This is just a reflection on the terrible journey from port forwarding, to one-off tunnels, and finally an actual VPN. See Part 2 for the TLDR on a simple Wireguard config.

You want to access your machine at home. Maybe you want to host something. Your box is behind a NAT of course, so you open a port on your router.

Well, you don’t have a static IP at home. So, you check into dynamic DNS. Your router might even support some services. You don’t want to pay for it though, and the free ones are all pretty sketchy looking.

Okay, so this sucks, I’ll just get a VPS. They are affordable now - not a lot of power, not a lot of space, but really affordable.

Oh neat, my VPS provider has an API. Now I can write my own script for dynamic DNS. Boom, cron to the rescue. Shoot, I just forwarded the one port. That’s okay I can just forward more ports over SSH.

A few dozen ssh -L commands later you don’t even have to check the man for the order of the bind and host ports anymore. A few thousand more and you start to be much less enthusiastic about this “solution”.

You might start using autossh or sshuttle before you realize, this is insane. SSH was not meant for this. “Why don’t I just setup an actual VPN?”

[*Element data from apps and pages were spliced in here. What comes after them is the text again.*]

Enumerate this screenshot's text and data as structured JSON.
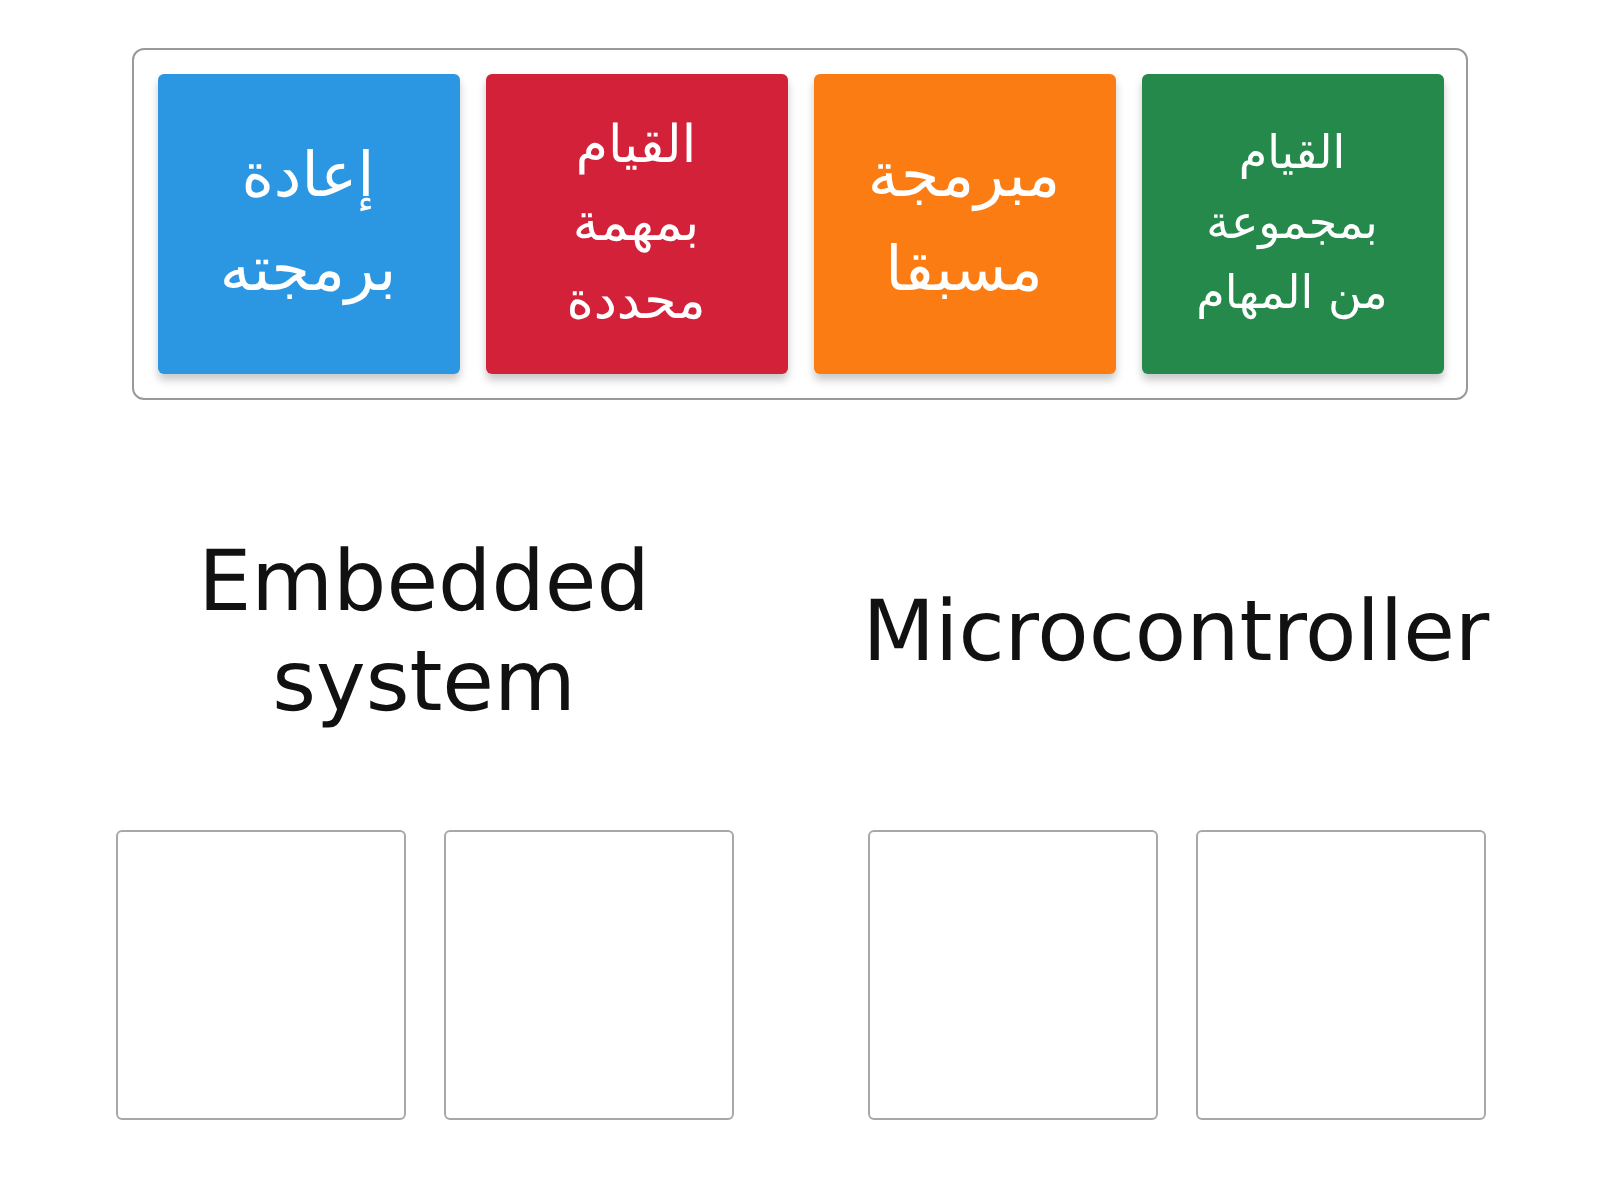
{
  "tray": {
    "tiles": [
      {
        "text": "القيام بمجموعة من المهام",
        "color": "#24894a"
      },
      {
        "text": "مبرمجة مسبقا",
        "color": "#fb7c12"
      },
      {
        "text": "القيام بمهمة محددة",
        "color": "#d4213a"
      },
      {
        "text": "إعادة برمجته",
        "color": "#2b97e3"
      }
    ]
  },
  "groups": [
    {
      "heading": "Microcontroller",
      "answer_boxes": [
        {
          "kind": "empty"
        },
        {
          "kind": "empty"
        }
      ]
    },
    {
      "heading": "Embedded system",
      "answer_boxes": [
        {
          "kind": "empty"
        },
        {
          "kind": "empty"
        }
      ]
    }
  ]
}
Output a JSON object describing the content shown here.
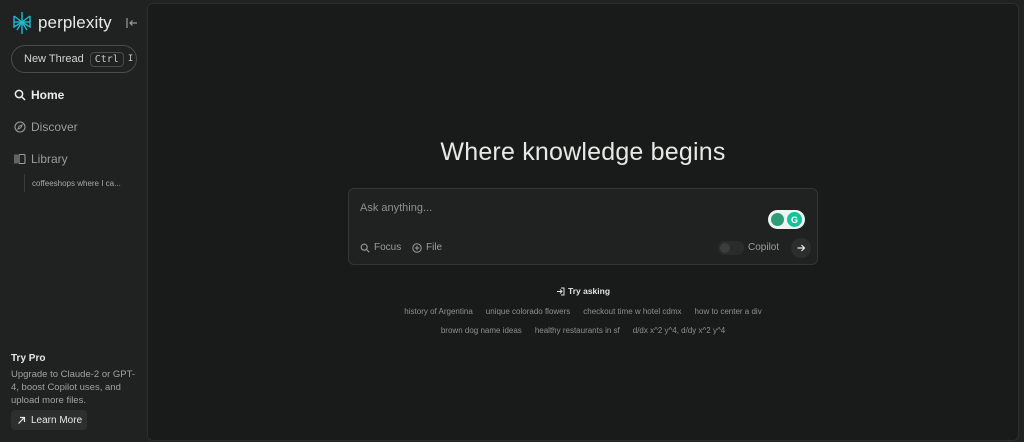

Time to eat some alphabet soup - PPTP, IPSEC, L2TP, IKEv2. Right, so OpenVPN. Let’s configure OpenVPN. Ay dios mio. Configuring OpenVPN is not so fun. Using openssl is really not fun, either.

Then you finally figure out that you do not want to route all of your traffic through your VPS; it is just slow enough to be noticeable and annoying. I just want some sort of “peer-to-peer” VPN.

OpenVPN supports it, but what alternatives are there. Tinc VPN looks cool. That CVE list does not. Alright, what about n2n. “Super nodes” and “edge nodes” make sense, but not a ton of adoption going on.

Any of this sound familiar?

Queue the orchestra. After over a decade of this, there is finally an elegant VPN solution — Wireguard!

It is so popular that it will probably be included in the Linux kernel this year1. Here is what Linus has to say about it2:

Btw, on an unrelated issue: I see that Jason actually made the pull request to have wireguard included in the kernel.

Can I just once again state my love for it and hope it gets merged soon? Maybe the code isn’t perfect, but I’ve skimmed it, and compared to the horrors that are OpenVPN and IPSec, it’s a work of art.